As recently as July, the co-founders of ride-sharing app Hitch were telling Fortune about why their service was a cheaper, more social alternative to Uber and Lyft. In September, they sold to the latter.
The deal, for an undisclosed amount, was covered in the usual places. Compared to the ongoing fervor over the marquee battle of Uber vs. Lyft, though, this was not huge news. Hitch barely had time to expand and make a name for itself—it launched in August, and only in San Francisco. It did have prominent names among its backers (in a $600,000 seed round), including Winklevoss Capital and early PayPal board member Scott Banister.
Did the company’s sale ruin its potential?

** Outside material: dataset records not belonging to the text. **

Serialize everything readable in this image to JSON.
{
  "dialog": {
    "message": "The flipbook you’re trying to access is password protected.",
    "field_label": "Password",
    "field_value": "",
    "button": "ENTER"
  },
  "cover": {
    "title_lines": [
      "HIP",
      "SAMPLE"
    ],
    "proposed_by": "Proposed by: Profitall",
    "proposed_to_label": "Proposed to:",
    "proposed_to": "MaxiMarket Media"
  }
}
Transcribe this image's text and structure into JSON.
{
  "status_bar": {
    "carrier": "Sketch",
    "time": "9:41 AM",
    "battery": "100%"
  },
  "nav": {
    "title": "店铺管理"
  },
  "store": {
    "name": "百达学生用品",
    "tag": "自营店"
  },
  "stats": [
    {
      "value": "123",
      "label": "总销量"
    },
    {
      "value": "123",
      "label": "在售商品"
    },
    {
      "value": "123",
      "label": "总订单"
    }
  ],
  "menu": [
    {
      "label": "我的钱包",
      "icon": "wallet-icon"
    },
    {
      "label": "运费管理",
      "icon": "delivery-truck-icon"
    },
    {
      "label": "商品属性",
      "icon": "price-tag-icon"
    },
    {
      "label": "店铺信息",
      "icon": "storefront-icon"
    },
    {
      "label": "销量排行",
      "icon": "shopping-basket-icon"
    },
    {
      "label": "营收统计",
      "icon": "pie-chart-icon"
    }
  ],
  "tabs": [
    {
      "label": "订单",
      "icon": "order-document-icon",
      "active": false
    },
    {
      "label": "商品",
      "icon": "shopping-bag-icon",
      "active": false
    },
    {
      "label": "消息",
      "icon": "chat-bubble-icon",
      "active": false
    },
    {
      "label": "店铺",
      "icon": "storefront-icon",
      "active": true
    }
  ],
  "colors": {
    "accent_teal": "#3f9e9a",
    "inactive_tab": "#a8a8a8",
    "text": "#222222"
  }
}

Hitch aimed to ride the wave of ride-hailing apps, which all involve the use of a mobile phone to connect driver and passenger-to-be. The Hitch twist: your car arrives with a stranger in it who is going in the same direction as you. You might have to stop to drop them off, but your ride will be cheaper and, for the driver, guzzle less gas. Hitch’s Israeli founders, Snir Kodesh and Noam Szpiro, who previously worked at the video technology startup Ooyala, tell Fortune that Hitch was inspired by a similar service that exists in Tel Aviv. “It’s kind of like a city bus, but not as crappy and unreliable as a city bus,” Kodesh says.
Hitch, of course, does not involve a bus, but cars owned by private drivers, much like Uber and Lyft. “In general, we looked at transportation in San Francisco today and saw a world of two extremes: taxis and buses, and then privatized cars, whether it’s black cabs or Ubers,” Kodesh says. “We are forced to choose between them. So we spent a lot of time trying to see what the gray area in the middle is.”
“It’s Uber meets city buses,” Kodesh adds.
To hear Lyft CTO Chris Lambert tell it, the acquisition was driven by Hitch’s underlying technology. “I used Hitch for the first few months when they launched, and what became clear was there is a ton of potential in shared rides, but you really have to have scale and critical mass to make that work,” Lambert tells Fortune. “It’s a tricky thing to build out, so they had this great vision that was really in line with what we were doing at Lyft Line, and they had been able to iterate really quickly in terms of matching riders with drivers, but they needed scale. We’re taking a lot of what they’ve learned about matching passengers with each other.”
Before the deal was done, Hitch could have veered into another lane: online dating. Noting how online dating has moved to mobile devices (think Tinder and Hinge) and in some cases to group activities (think Grouper), the company acknowledged how its practical transportation service could become a wacky new dating app based around the serendipity of sharing a cab ride. “Last week I took a Hitch ride and on the way we picked up two other people, and the experience is one you wouldn’t have on any other platform,” Szpiro told Fortune in July. “The only thing I can think of that’s similar is online dating.”
And perhaps professional networking à la LinkedIn. “A lot of times, people exchange business cards at the end of the ride,” Szpiro says. “People start chatting, and laughing—it’s a really crazy organic experience.” Social, in fact.
Did Hitch ever seriously consider this byproduct of its service? “We like to stay away from saying we’re like online dating, because that might deter women from using it,” Szpiro hedges, “but I know my roommate would be very interested in finding her husband through this. We’re a functional service first and foremost.”
The sale to Lyft ensures that Hitch will remain strictly functional. With so many ride-hailing or ride-sharing apps on the market, it may be an opportunity that gets left unexamined. “You’ve got trains, planes, taxi-cabs, limo services, Dial-7 cars, a tremendous subway system in New York, and then the Ubers of the world, and the Lyft cars,” Hitch investor Cameron Winklevoss says. “I think we’re seeing this massive private transportation on-demand market grow like crazy. I think there will be a spectrum that allows for many players.”
Some, sure, but “many” might be a stretch. The cab-hailing app Hailo just folded in North America, to use one example. More will likely shutter. Hitch could have carved out a different kind of niche to survive, but the company didn’t wait to see it through. Post-acquisition, the Hitch name will go away. Kodesh and Szpiro will stay on at Lyft for the foreseeable future. Lyft will use Hitch’s data and technology to beef up Lyft Line, which launched August 6 and is still only in San Francisco and Los Angeles.
Many former Hitch drivers have signed on with Lyft, Lambert says. The acquisition appeals to them. “The more affordable rides are, the more frequently people will use it, and the more likely people are to make it a part of their daily commute,” he says. “So [Lyft Line] could become something people can rely on to get to work every day. It’s only a little more expensive than public transport, but it’s a lot more convenient.” You might even say it has potential.